During the inauguration, President Vella said that since the day he entered the official residence of the Presidency, he felt the need for the history of this palace to be better known, studied, and memorialised.
“We drew up a work plan so that, over a one-year period, we gave impetus to in-depth research on the origin of Sant’Anton Palace and the way that history and time changed it and passed it on to us in the form and the state we enjoy it today. Undoubtedly, Grand Master De Paule was the one who surrounded this palace with orange and citrus trees, which still bear fruit. These fruits were often gifted to dignitaries and queens,” said the President.
President Vella said that the Palace needed a grand entrance linking its history to the present and the function served by the Palace today as one of three Presidential Palaces.
The project was led by an advisory committee that recommended artist Austin Camilleri to work on a concept that, taking into consideration the historic fabric of the building against which it is set, combines the historical memory of Grand Master Antoine De Paule with our times. Right in front of Grand Master De Paule, a water trough was built, and verses in poetry inspired by the original deeds of foundation of Sant’Anton Palace, purposely written by Poet Laureate Maria Grech Ganado, were cut into the adjacent wall. The project is simple in its statement yet bold in its presence.
The President thanked everyone involved, including the artist, the workers of the Presidential Palace, Heritage Malta, the Superintendence of Cultural Heritage, the Planning Authority, and the advisory committee, which was made up of Prof. Richard England, Prof. Conrad Thake, Rev. Marius Zerafa, Dr Sandro Debono, and Perit David Zahra.

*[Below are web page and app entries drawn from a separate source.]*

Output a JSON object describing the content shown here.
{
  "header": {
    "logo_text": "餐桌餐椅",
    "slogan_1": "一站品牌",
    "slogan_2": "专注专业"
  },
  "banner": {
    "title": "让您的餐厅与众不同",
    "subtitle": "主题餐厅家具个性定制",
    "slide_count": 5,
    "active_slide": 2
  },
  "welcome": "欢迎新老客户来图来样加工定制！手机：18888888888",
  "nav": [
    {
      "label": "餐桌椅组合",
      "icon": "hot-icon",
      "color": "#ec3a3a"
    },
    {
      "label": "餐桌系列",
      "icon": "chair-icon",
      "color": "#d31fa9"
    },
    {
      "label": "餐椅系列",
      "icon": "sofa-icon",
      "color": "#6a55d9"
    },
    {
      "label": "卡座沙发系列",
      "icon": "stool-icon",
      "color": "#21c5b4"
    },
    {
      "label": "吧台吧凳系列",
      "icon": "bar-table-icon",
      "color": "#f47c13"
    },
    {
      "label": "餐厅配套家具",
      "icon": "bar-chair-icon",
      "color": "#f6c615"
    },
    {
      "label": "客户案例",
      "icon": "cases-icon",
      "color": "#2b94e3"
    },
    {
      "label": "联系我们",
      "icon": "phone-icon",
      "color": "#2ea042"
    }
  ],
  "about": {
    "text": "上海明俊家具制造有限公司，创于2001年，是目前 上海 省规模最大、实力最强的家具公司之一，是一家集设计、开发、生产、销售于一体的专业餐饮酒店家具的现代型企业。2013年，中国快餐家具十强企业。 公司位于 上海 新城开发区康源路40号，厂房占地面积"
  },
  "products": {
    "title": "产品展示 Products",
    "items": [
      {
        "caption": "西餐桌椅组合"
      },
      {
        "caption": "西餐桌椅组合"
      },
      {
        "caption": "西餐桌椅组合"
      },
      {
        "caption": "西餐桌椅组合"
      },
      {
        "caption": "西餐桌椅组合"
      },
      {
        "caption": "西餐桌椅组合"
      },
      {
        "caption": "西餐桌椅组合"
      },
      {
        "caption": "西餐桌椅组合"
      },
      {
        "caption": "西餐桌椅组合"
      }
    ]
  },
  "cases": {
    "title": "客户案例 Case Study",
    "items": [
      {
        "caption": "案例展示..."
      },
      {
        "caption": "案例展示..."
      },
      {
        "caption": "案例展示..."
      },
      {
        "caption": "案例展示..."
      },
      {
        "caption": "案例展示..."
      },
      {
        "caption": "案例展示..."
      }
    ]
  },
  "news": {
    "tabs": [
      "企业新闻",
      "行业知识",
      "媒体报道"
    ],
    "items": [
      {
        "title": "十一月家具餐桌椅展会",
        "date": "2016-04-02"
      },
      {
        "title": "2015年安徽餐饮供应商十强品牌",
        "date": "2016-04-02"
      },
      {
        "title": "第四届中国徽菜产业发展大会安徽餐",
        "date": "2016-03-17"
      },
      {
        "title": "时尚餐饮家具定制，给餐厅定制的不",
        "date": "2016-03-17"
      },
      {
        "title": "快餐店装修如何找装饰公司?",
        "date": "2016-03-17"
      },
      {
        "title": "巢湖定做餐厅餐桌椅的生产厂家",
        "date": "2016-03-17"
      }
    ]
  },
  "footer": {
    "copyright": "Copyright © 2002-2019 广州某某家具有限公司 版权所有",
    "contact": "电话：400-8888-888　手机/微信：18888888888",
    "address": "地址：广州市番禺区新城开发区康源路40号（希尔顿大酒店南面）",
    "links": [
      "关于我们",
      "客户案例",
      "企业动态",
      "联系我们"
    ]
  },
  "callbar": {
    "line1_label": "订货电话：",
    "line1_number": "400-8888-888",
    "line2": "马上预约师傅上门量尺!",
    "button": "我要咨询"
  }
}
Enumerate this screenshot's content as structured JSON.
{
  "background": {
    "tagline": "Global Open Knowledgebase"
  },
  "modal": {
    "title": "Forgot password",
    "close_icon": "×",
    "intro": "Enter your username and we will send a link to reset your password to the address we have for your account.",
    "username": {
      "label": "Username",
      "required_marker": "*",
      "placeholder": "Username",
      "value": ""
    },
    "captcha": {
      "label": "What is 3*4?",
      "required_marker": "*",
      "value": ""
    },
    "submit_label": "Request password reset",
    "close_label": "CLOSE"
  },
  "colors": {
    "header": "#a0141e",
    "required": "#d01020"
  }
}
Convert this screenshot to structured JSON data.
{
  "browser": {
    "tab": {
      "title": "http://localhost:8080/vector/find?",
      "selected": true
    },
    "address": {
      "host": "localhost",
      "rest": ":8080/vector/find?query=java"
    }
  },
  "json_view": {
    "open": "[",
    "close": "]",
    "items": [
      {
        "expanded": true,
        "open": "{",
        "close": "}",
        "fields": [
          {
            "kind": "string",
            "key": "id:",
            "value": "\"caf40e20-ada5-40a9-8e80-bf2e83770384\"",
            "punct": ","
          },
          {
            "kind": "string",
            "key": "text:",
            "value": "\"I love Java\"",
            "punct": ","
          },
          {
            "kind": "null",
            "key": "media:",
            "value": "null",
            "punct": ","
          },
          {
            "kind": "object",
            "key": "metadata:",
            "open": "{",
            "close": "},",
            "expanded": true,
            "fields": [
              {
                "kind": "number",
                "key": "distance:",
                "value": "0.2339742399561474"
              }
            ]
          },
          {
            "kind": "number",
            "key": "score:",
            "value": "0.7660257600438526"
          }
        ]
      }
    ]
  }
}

Professor Conrad Thake presented a critical review of the project, which, in his words, serves as a bridge connecting historical memory with modern times. Prof. Thake said that the minimalist intervention invites you to interact with the space and the architectural elements without imposing.